A plan to close a $220 million deficit in the state budget by cutting $125 million in aid to towns and cities has not gone over so well with local leaders. Apparently the notion that they could accommodate this lost revenue by cutting costs has not crossed the minds of some mayors and managers, as Gov. Carcieri pointed out in a press release today:
It is no shock that the Governor’s supplemental budget, the corrective action plan to close a $220 million gap for the fiscal year we are living now, has been met with fierce opposition. Almost immediately, legislators and municipal leaders cried that towns and cities will have to raise taxes and that the Governor is shifting the burden from the state to the municipalities. Old habits are hard to break. For decades, budget problems have been solved by sending the bill right to the taxpayers instead of reining in expenditures.

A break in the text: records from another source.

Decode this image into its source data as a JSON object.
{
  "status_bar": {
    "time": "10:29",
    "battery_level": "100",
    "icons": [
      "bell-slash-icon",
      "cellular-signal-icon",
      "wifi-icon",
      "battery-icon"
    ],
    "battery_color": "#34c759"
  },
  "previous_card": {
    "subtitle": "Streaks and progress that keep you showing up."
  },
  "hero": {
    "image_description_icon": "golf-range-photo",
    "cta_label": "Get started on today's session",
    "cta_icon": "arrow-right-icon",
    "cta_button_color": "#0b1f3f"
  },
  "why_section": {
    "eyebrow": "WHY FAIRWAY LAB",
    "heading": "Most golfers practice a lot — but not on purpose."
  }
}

The fact is that they do not have to raise taxes. They have other options. Municipal leaders and state legislators have it within their power to remedy the fiscal stress municipalities are feeling. The towns and cities need to do what has been done on the state level: place tight constraints on spending and go to their workers to seek contract concessions to get us through this tough time. This means all workers, teachers included.

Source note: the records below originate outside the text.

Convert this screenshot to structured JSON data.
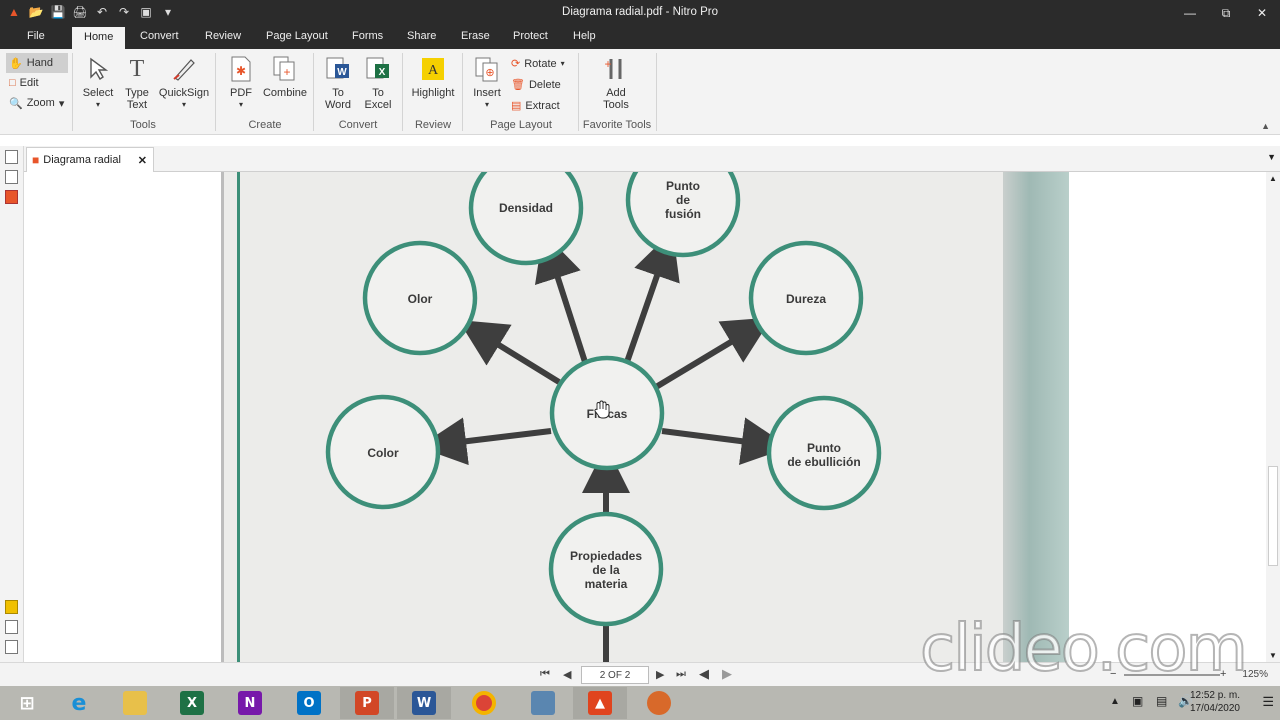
{
  "window": {
    "title": "Diagrama radial.pdf - Nitro Pro"
  },
  "menu": {
    "file": "File",
    "tabs": [
      "Home",
      "Convert",
      "Review",
      "Page Layout",
      "Forms",
      "Share",
      "Erase",
      "Protect",
      "Help"
    ]
  },
  "ribbon": {
    "modes": [
      "Hand",
      "Edit",
      "Zoom"
    ],
    "tools": {
      "select": "Select",
      "type_text_1": "Type",
      "type_text_2": "Text",
      "quicksign": "QuickSign",
      "group": "Tools"
    },
    "create": {
      "pdf": "PDF",
      "combine": "Combine",
      "group": "Create"
    },
    "convert": {
      "to_word_1": "To",
      "to_word_2": "Word",
      "to_excel_1": "To",
      "to_excel_2": "Excel",
      "group": "Convert"
    },
    "review": {
      "highlight": "Highlight",
      "group": "Review"
    },
    "page_layout": {
      "insert": "Insert",
      "rotate": "Rotate",
      "delete": "Delete",
      "extract": "Extract",
      "group": "Page Layout"
    },
    "favorite": {
      "add_1": "Add",
      "add_2": "Tools",
      "group": "Favorite Tools"
    }
  },
  "document_tab": {
    "label": "Diagrama radial"
  },
  "diagram": {
    "center": "Físicas",
    "nodes": {
      "densidad": "Densidad",
      "punto_fusion": [
        "Punto",
        "de",
        "fusión"
      ],
      "olor": "Olor",
      "dureza": "Dureza",
      "color": "Color",
      "punto_ebullicion": [
        "Punto",
        "de ebullición"
      ],
      "propiedades": [
        "Propiedades",
        "de la",
        "materia"
      ]
    },
    "colors": {
      "ring": "#3d8f79",
      "arrow": "#3e3e3e"
    }
  },
  "status": {
    "page": "2 OF 2",
    "zoom": "125%"
  },
  "watermark": "clideo.com",
  "taskbar": {
    "time": "12:52 p. m.",
    "date": "17/04/2020",
    "apps": [
      "windows-start",
      "internet-explorer",
      "file-explorer",
      "excel",
      "onenote",
      "outlook",
      "powerpoint",
      "word",
      "chrome",
      "photos",
      "nitro-pro",
      "other-app"
    ]
  }
}
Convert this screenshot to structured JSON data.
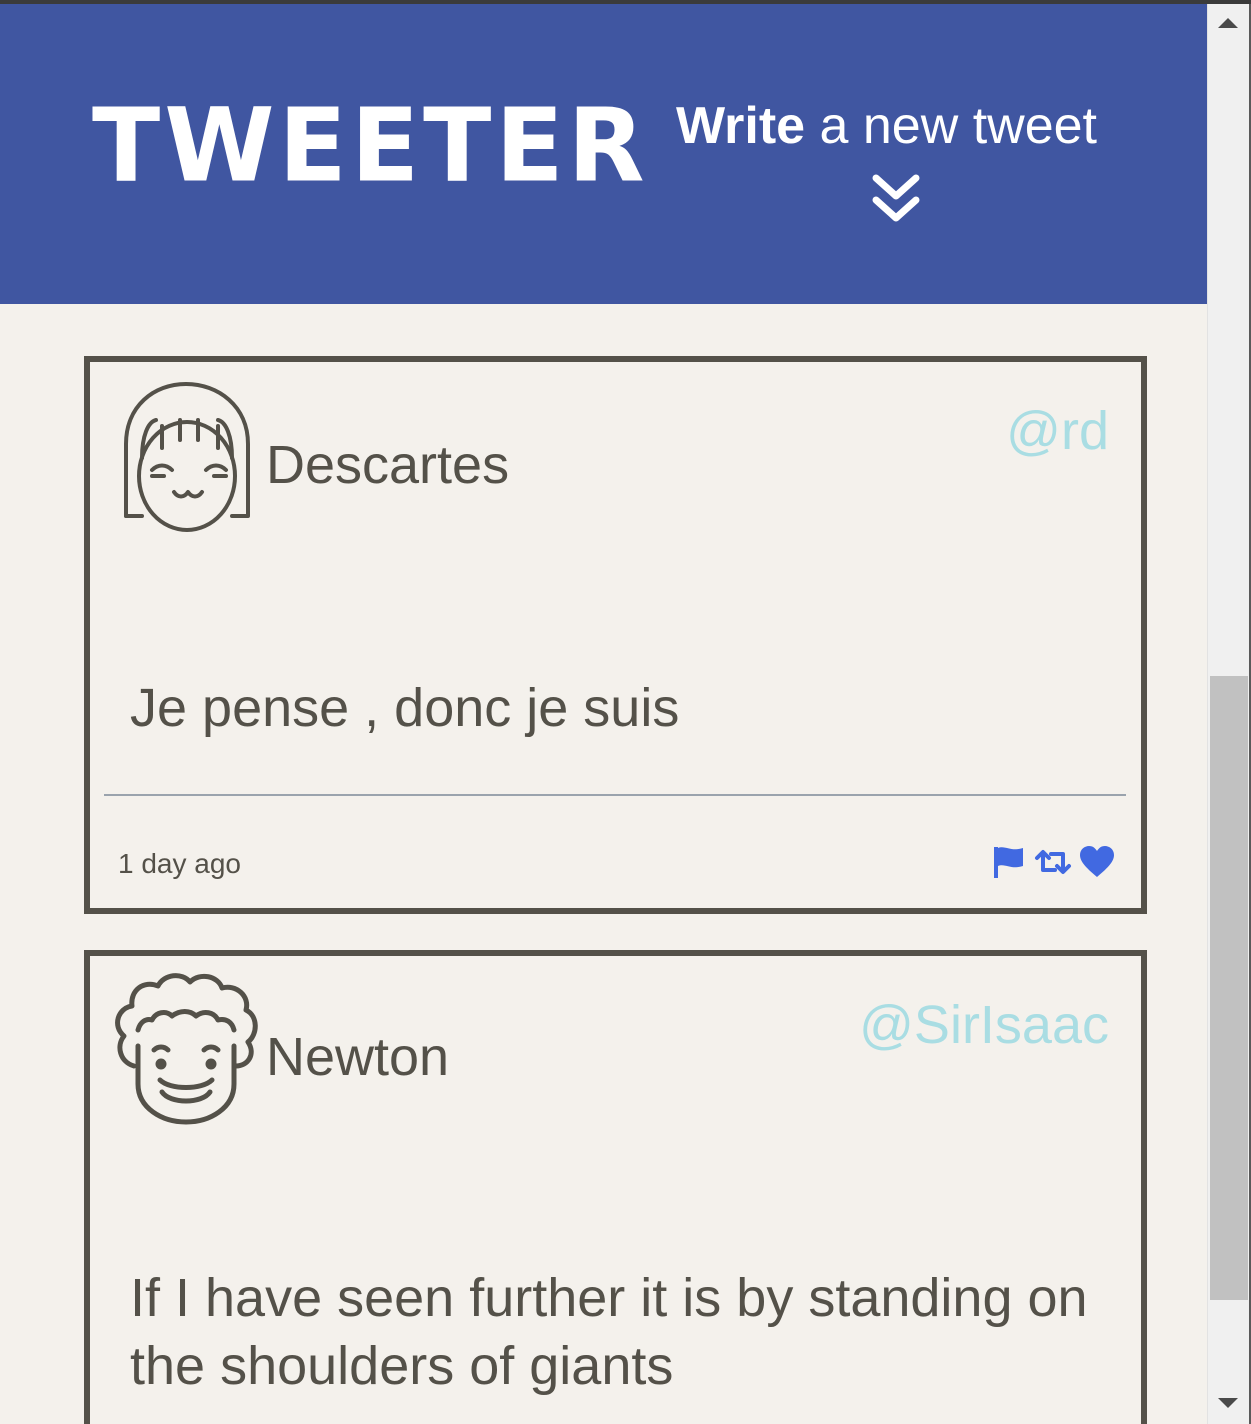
{
  "header": {
    "brand": "TWEETER",
    "compose_bold": "Write",
    "compose_rest": " a new tweet",
    "compose_icon": "double-chevron-down-icon"
  },
  "tweets": [
    {
      "name": "Descartes",
      "handle": "@rd",
      "avatar": "girl-avatar-icon",
      "content": "Je pense , donc je suis",
      "timestamp": "1 day ago",
      "actions": [
        "flag-icon",
        "retweet-icon",
        "heart-icon"
      ]
    },
    {
      "name": "Newton",
      "handle": "@SirIsaac",
      "avatar": "curly-hair-avatar-icon",
      "content": "If I have seen further it is by standing on the shoulders of giants"
    }
  ],
  "colors": {
    "header_bg": "#4056a1",
    "page_bg": "#f4f1ec",
    "card_border": "#545149",
    "handle": "#a9dde3",
    "action_icons": "#4169e1"
  }
}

The General Assembly needs to give the towns and cities the tools they need to manage their budgets and to release them from the stranglehold state laws have put them in. For the last two years the Governor has proposed reforms that would give towns and cities the ability to reduce costs. The General Assembly did not act on them. He is submitting a package of reforms again in this coming session and is urging the Assembly to act immediately on these proposals. Too much time has been wasted already.

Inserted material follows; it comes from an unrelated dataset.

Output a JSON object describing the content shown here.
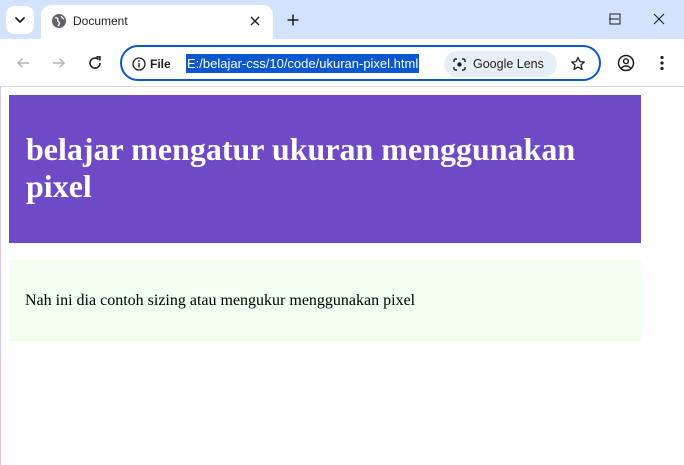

Do we hear an ‘amen’ from our readers? For an online version of this release, click here.